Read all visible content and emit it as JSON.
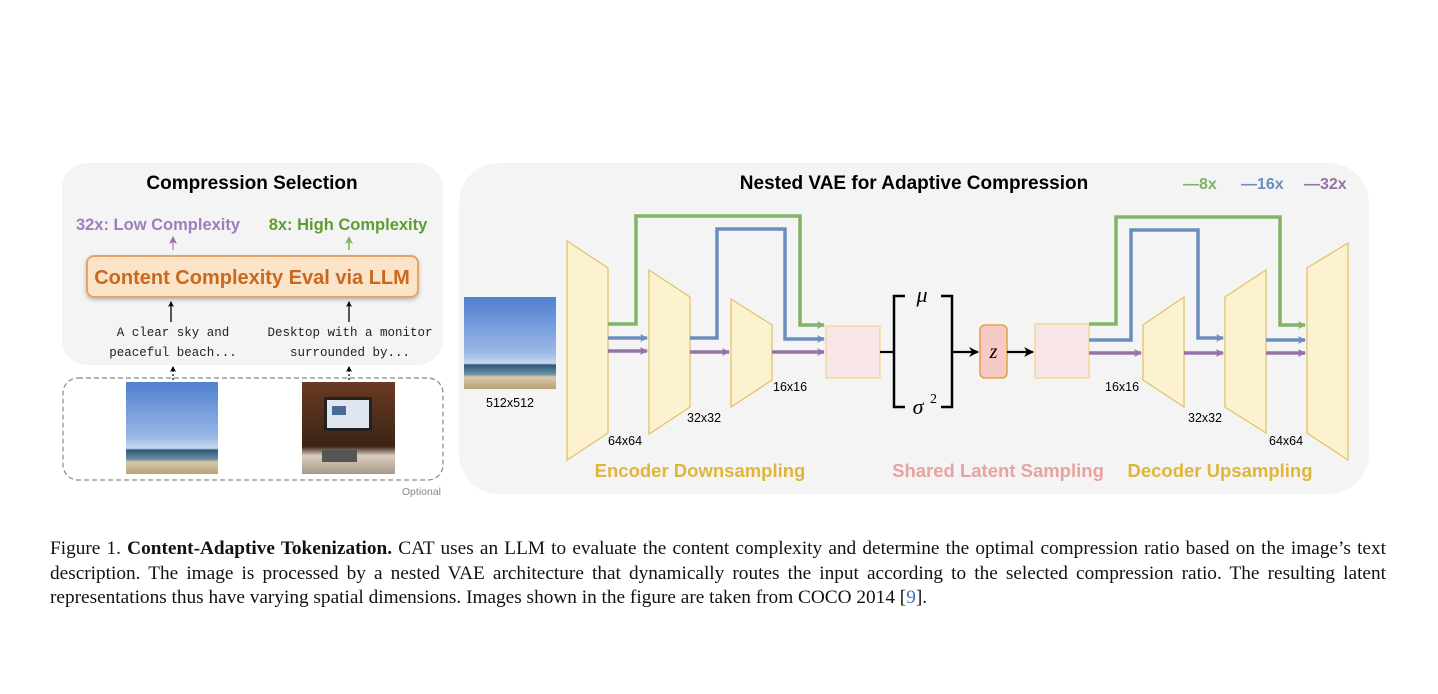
{
  "colors": {
    "green": "#82b366",
    "blue": "#6c8ebf",
    "purple": "#9673a6",
    "encoder": "#e0b63a",
    "latent": "#e8a3a0",
    "llm_text": "#c8691f"
  },
  "left_panel": {
    "title": "Compression Selection",
    "low_label": "32x: Low Complexity",
    "high_label": "8x: High Complexity",
    "llm_box": "Content Complexity Eval via LLM",
    "desc1_line1": "A clear sky and",
    "desc1_line2": "peaceful beach...",
    "desc2_line1": "Desktop with a monitor",
    "desc2_line2": "surrounded by...",
    "optional": "Optional"
  },
  "right_panel": {
    "title": "Nested VAE for Adaptive Compression",
    "legend": [
      "—8x",
      "—16x",
      "—32x"
    ],
    "input_size": "512x512",
    "enc_sizes": [
      "64x64",
      "32x32",
      "16x16"
    ],
    "dec_sizes": [
      "16x16",
      "32x32",
      "64x64"
    ],
    "mu": "μ",
    "sigma": "σ",
    "sigma_exp": "2",
    "z": "z",
    "encoder_label": "Encoder Downsampling",
    "latent_label": "Shared Latent Sampling",
    "decoder_label": "Decoder Upsampling"
  },
  "caption": {
    "prefix": "Figure 1. ",
    "bold": "Content-Adaptive Tokenization.",
    "body": " CAT uses an LLM to evaluate the content complexity and determine the optimal compression ratio based on the image’s text description. The image is processed by a nested VAE architecture that dynamically routes the input according to the selected compression ratio. The resulting latent representations thus have varying spatial dimensions. Images shown in the figure are taken from COCO 2014 [",
    "ref": "9",
    "suffix": "]."
  }
}
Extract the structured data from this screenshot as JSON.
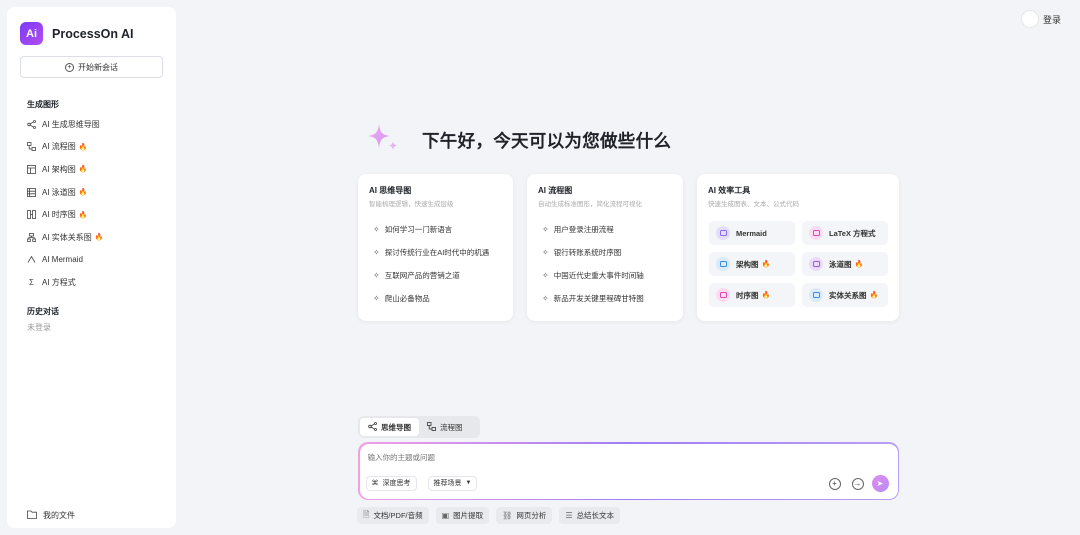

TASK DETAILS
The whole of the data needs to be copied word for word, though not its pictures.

EXPECTED OUTPUT
Read all visible content and emit it as JSON.
{
  "colors": {
    "green": "#82b366",
    "blue": "#6c8ebf",
    "purple": "#9673a6",
    "encoder": "#e0b63a",
    "latent": "#e8a3a0",
    "llm_text": "#c8691f"
  },
  "left_panel": {
    "title": "Compression Selection",
    "low_label": "32x: Low Complexity",
    "high_label": "8x: High Complexity",
    "llm_box": "Content Complexity Eval via LLM",
    "desc1_line1": "A clear sky and",
    "desc1_line2": "peaceful beach...",
    "desc2_line1": "Desktop with a monitor",
    "desc2_line2": "surrounded by...",
    "optional": "Optional"
  },
  "right_panel": {
    "title": "Nested VAE for Adaptive Compression",
    "legend": [
      "—8x",
      "—16x",
      "—32x"
    ],
    "input_size": "512x512",
    "enc_sizes": [
      "64x64",
      "32x32",
      "16x16"
    ],
    "dec_sizes": [
      "16x16",
      "32x32",
      "64x64"
    ],
    "mu": "μ",
    "sigma": "σ",
    "sigma_exp": "2",
    "z": "z",
    "encoder_label": "Encoder Downsampling",
    "latent_label": "Shared Latent Sampling",
    "decoder_label": "Decoder Upsampling"
  },
  "caption": {
    "prefix": "Figure 1. ",
    "bold": "Content-Adaptive Tokenization.",
    "body": " CAT uses an LLM to evaluate the content complexity and determine the optimal compression ratio based on the image’s text description. The image is processed by a nested VAE architecture that dynamically routes the input according to the selected compression ratio. The resulting latent representations thus have varying spatial dimensions. Images shown in the figure are taken from COCO 2014 [",
    "ref": "9",
    "suffix": "]."
  }
}
Extract the structured data from this screenshot as JSON.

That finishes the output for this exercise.